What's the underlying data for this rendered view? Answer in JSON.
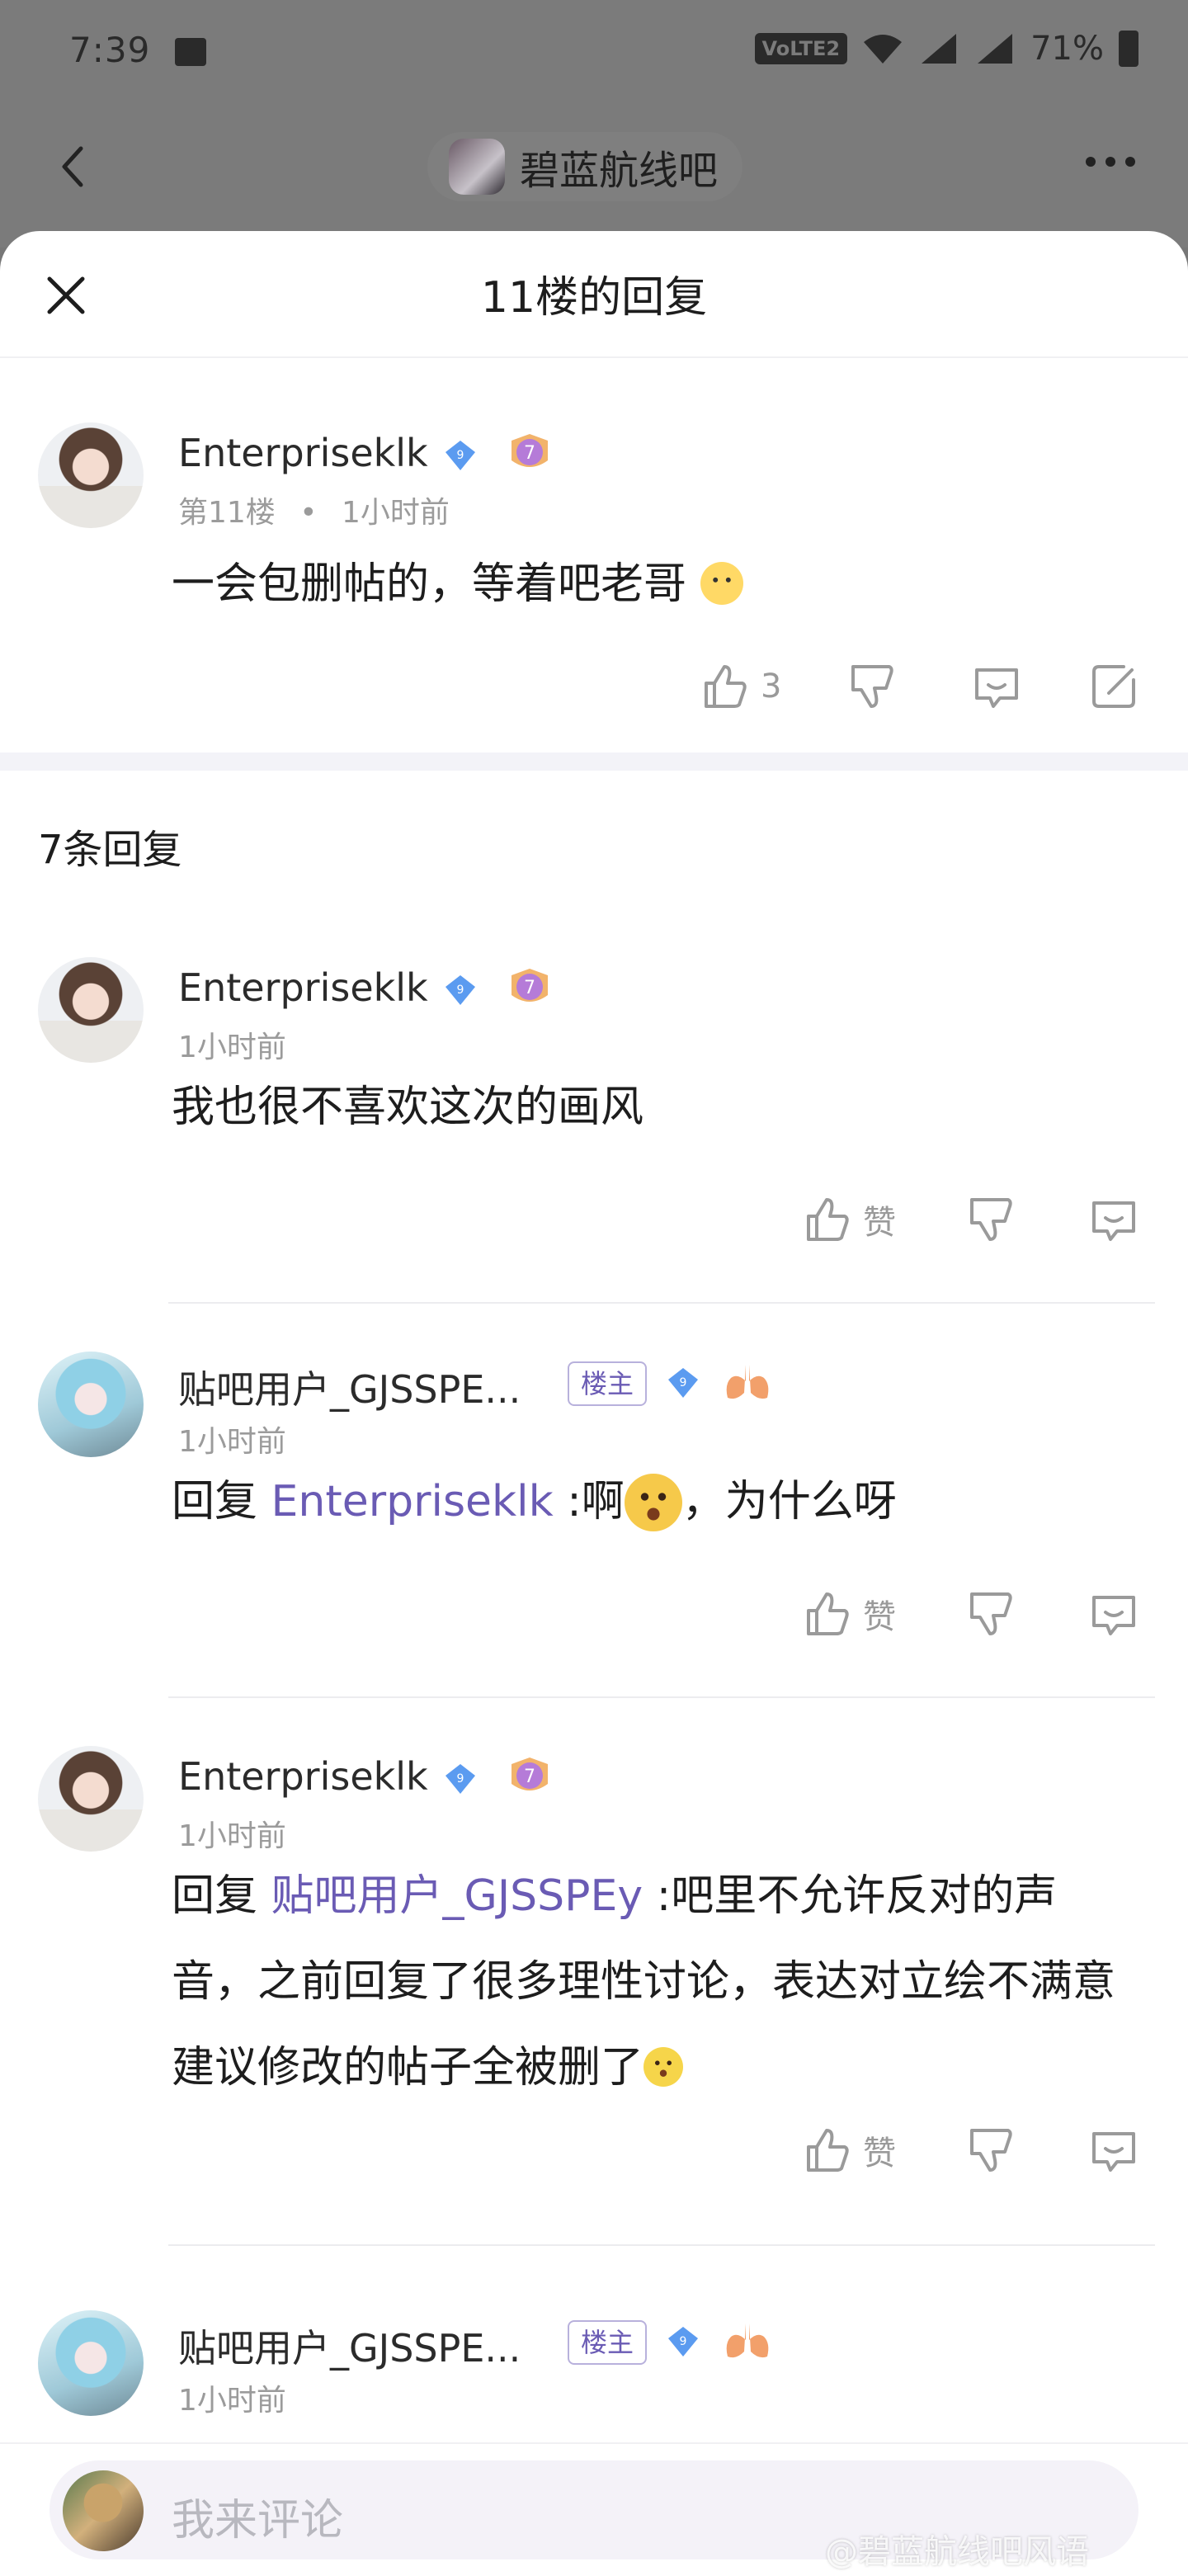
{
  "status_bar": {
    "time": "7:39",
    "network_badge": "VoLTE2",
    "battery": "71%"
  },
  "nav": {
    "forum_name": "碧蓝航线吧"
  },
  "sheet": {
    "title": "11楼的回复"
  },
  "main_post": {
    "username": "Enterpriseklk",
    "level": "7",
    "floor": "第11楼",
    "dot": "•",
    "time": "1小时前",
    "content": "一会包删帖的，等着吧老哥",
    "likes": "3"
  },
  "replies_header": "7条回复",
  "replies": [
    {
      "username": "Enterpriseklk",
      "level": "7",
      "time": "1小时前",
      "content": "我也很不喜欢这次的画风",
      "like_label": "赞"
    },
    {
      "username": "贴吧用户_GJSSPE...",
      "owner_badge": "楼主",
      "time": "1小时前",
      "reply_prefix": "回复 ",
      "mention": "Enterpriseklk",
      "content": " :啊",
      "content_tail": "，为什么呀",
      "like_label": "赞"
    },
    {
      "username": "Enterpriseklk",
      "level": "7",
      "time": "1小时前",
      "reply_prefix": "回复 ",
      "mention": "贴吧用户_GJSSPEy",
      "content": " :吧里不允许反对的声音，之前回复了很多理性讨论，表达对立绘不满意建议修改的帖子全被删了",
      "like_label": "赞"
    },
    {
      "username": "贴吧用户_GJSSPE...",
      "owner_badge": "楼主",
      "time": "1小时前"
    }
  ],
  "comment_bar": {
    "placeholder": "我来评论"
  },
  "watermark": "@碧蓝航线吧风语",
  "colors": {
    "accent": "#6a5bb4",
    "diamond": "#5b9bf0",
    "level_badge": "#b57bd8",
    "meta_gray": "#9b9b9b"
  }
}
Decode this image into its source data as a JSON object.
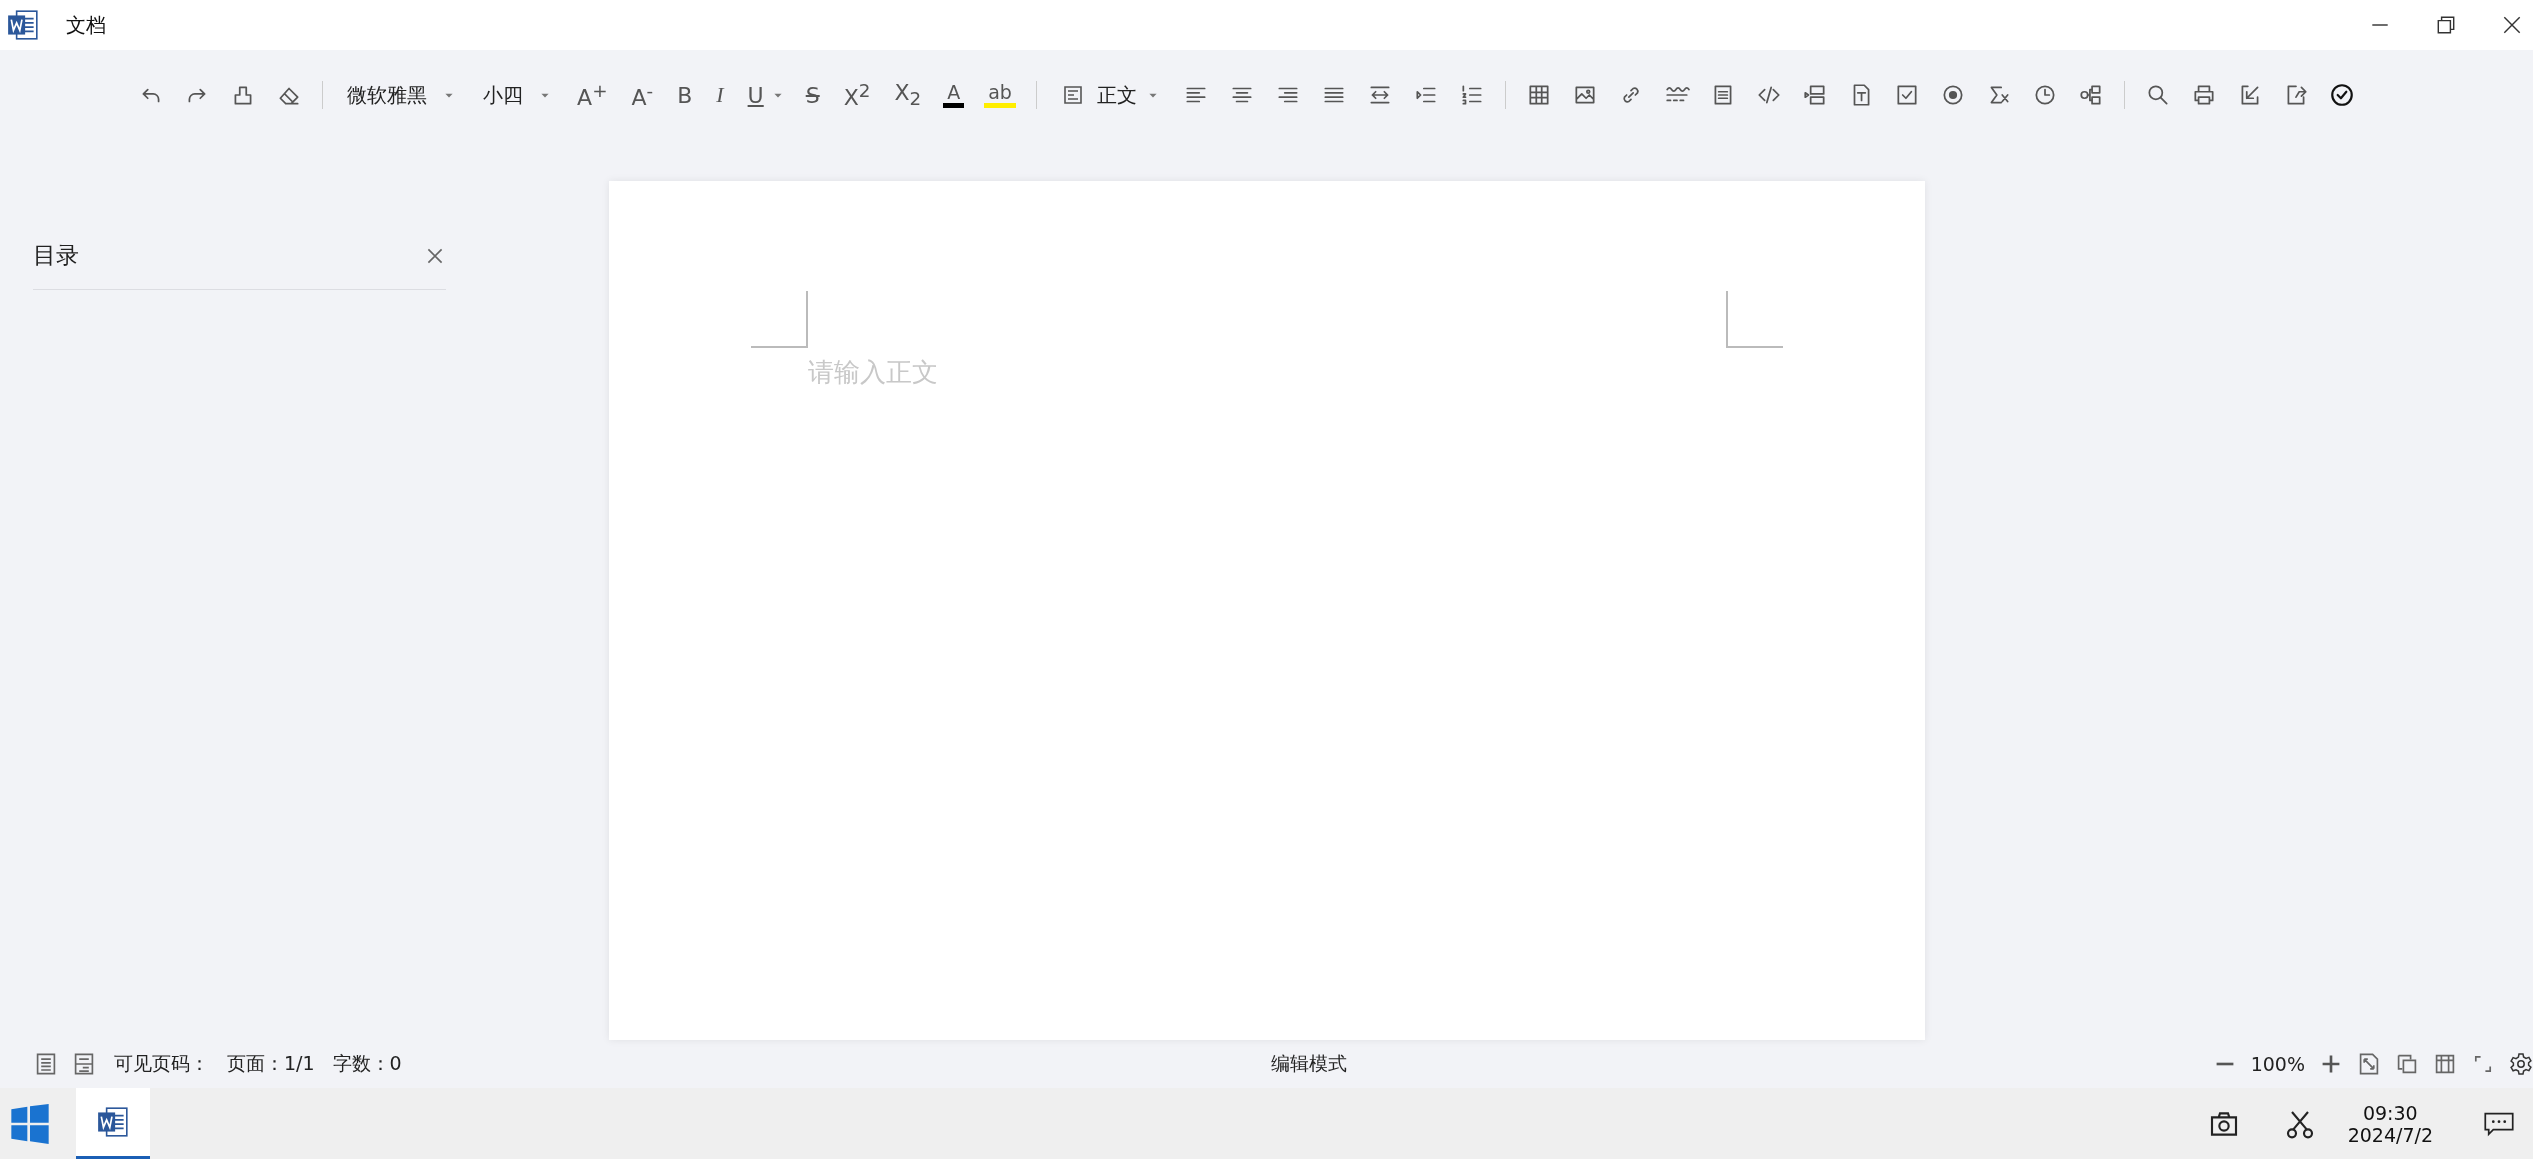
{
  "window": {
    "title": "文档"
  },
  "toolbar": {
    "font_select": {
      "value": "微软雅黑"
    },
    "size_select": {
      "value": "小四"
    },
    "format_buttons": [
      {
        "label": "A$^{+}$"
      },
      {
        "label": "A$^{-}$"
      },
      {
        "label": "B"
      },
      {
        "label": "I"
      },
      {
        "label": "U"
      },
      {
        "label": "S"
      },
      {
        "label": "X$^{2}$"
      },
      {
        "label": "X$_{2}$"
      }
    ],
    "color_buttons": [
      {
        "label": "A",
        "color": "#000000"
      },
      {
        "label": "ab",
        "color": "#ffee00"
      }
    ],
    "style_select": {
      "value": "正文"
    }
  },
  "outline": {
    "title": "目录"
  },
  "page": {
    "placeholder": "请输入正文"
  },
  "status_bar": {
    "visible_pages": "可见页码：",
    "page": "页面：1/1",
    "word_count": "字数：0",
    "mode": "编辑模式",
    "zoom": "100%"
  },
  "taskbar": {
    "apps": [
      {
        "selected": true
      }
    ],
    "time": "09:30",
    "date": "2024/7/2"
  }
}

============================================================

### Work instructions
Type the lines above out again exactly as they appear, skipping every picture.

### Written response
What's the underlying data for this rendered view? Answer in JSON.
{
  "status_bar": {
    "time": "7:39",
    "network_badge": "VoLTE2",
    "battery": "71%"
  },
  "nav": {
    "forum_name": "碧蓝航线吧"
  },
  "sheet": {
    "title": "11楼的回复"
  },
  "main_post": {
    "username": "Enterpriseklk",
    "level": "7",
    "floor": "第11楼",
    "dot": "•",
    "time": "1小时前",
    "content": "一会包删帖的，等着吧老哥",
    "likes": "3"
  },
  "replies_header": "7条回复",
  "replies": [
    {
      "username": "Enterpriseklk",
      "level": "7",
      "time": "1小时前",
      "content": "我也很不喜欢这次的画风",
      "like_label": "赞"
    },
    {
      "username": "贴吧用户_GJSSPE...",
      "owner_badge": "楼主",
      "time": "1小时前",
      "reply_prefix": "回复 ",
      "mention": "Enterpriseklk",
      "content": " :啊",
      "content_tail": "，为什么呀",
      "like_label": "赞"
    },
    {
      "username": "Enterpriseklk",
      "level": "7",
      "time": "1小时前",
      "reply_prefix": "回复 ",
      "mention": "贴吧用户_GJSSPEy",
      "content": " :吧里不允许反对的声音，之前回复了很多理性讨论，表达对立绘不满意建议修改的帖子全被删了",
      "like_label": "赞"
    },
    {
      "username": "贴吧用户_GJSSPE...",
      "owner_badge": "楼主",
      "time": "1小时前"
    }
  ],
  "comment_bar": {
    "placeholder": "我来评论"
  },
  "watermark": "@碧蓝航线吧风语",
  "colors": {
    "accent": "#6a5bb4",
    "diamond": "#5b9bf0",
    "level_badge": "#b57bd8",
    "meta_gray": "#9b9b9b"
  }
}
Decode this image into its source data as a JSON object.
{
  "window": {
    "title": "文档"
  },
  "toolbar": {
    "font_select": {
      "value": "微软雅黑"
    },
    "size_select": {
      "value": "小四"
    },
    "format_buttons": [
      {
        "label": "A$^{+}$"
      },
      {
        "label": "A$^{-}$"
      },
      {
        "label": "B"
      },
      {
        "label": "I"
      },
      {
        "label": "U"
      },
      {
        "label": "S"
      },
      {
        "label": "X$^{2}$"
      },
      {
        "label": "X$_{2}$"
      }
    ],
    "color_buttons": [
      {
        "label": "A",
        "color": "#000000"
      },
      {
        "label": "ab",
        "color": "#ffee00"
      }
    ],
    "style_select": {
      "value": "正文"
    }
  },
  "outline": {
    "title": "目录"
  },
  "page": {
    "placeholder": "请输入正文"
  },
  "status_bar": {
    "visible_pages": "可见页码：",
    "page": "页面：1/1",
    "word_count": "字数：0",
    "mode": "编辑模式",
    "zoom": "100%"
  },
  "taskbar": {
    "apps": [
      {
        "selected": true
      }
    ],
    "time": "09:30",
    "date": "2024/7/2"
  }
}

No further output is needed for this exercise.